==== The data

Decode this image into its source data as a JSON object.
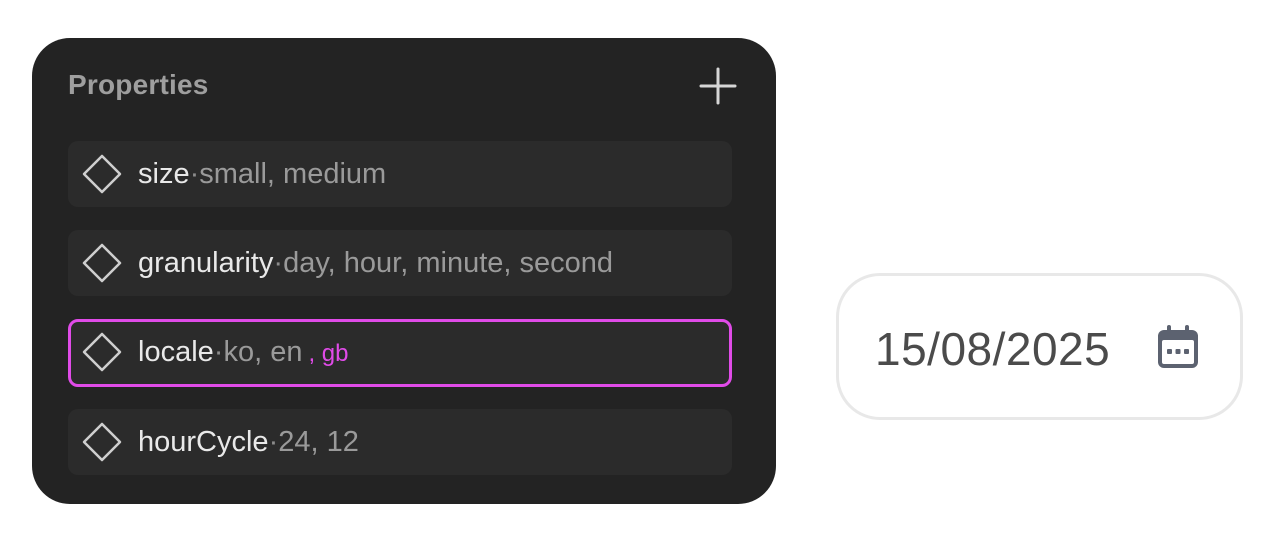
{
  "panel": {
    "title": "Properties",
    "add_icon": "plus-icon",
    "item_icon": "diamond-icon",
    "separator": "·",
    "items": [
      {
        "name": "size",
        "values": "small, medium",
        "extra": ""
      },
      {
        "name": "granularity",
        "values": "day, hour, minute, second",
        "extra": ""
      },
      {
        "name": "locale",
        "values": "ko, en",
        "extra": ", gb",
        "selected": true
      },
      {
        "name": "hourCycle",
        "values": "24, 12",
        "extra": ""
      }
    ]
  },
  "date_field": {
    "value": "15/08/2025",
    "icon": "calendar-icon"
  },
  "colors": {
    "panel_bg": "#232323",
    "row_bg": "#2b2b2b",
    "accent": "#e04be8"
  }
}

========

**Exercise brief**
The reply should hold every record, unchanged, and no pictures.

**Response to the task**
Decode this image into its source data as a JSON object.
{
  "panel": {
    "title": "Properties",
    "add_icon": "plus-icon",
    "item_icon": "diamond-icon",
    "separator": "·",
    "items": [
      {
        "name": "size",
        "values": "small, medium",
        "extra": ""
      },
      {
        "name": "granularity",
        "values": "day, hour, minute, second",
        "extra": ""
      },
      {
        "name": "locale",
        "values": "ko, en",
        "extra": ", gb",
        "selected": true
      },
      {
        "name": "hourCycle",
        "values": "24, 12",
        "extra": ""
      }
    ]
  },
  "date_field": {
    "value": "15/08/2025",
    "icon": "calendar-icon"
  },
  "colors": {
    "panel_bg": "#232323",
    "row_bg": "#2b2b2b",
    "accent": "#e04be8"
  }
}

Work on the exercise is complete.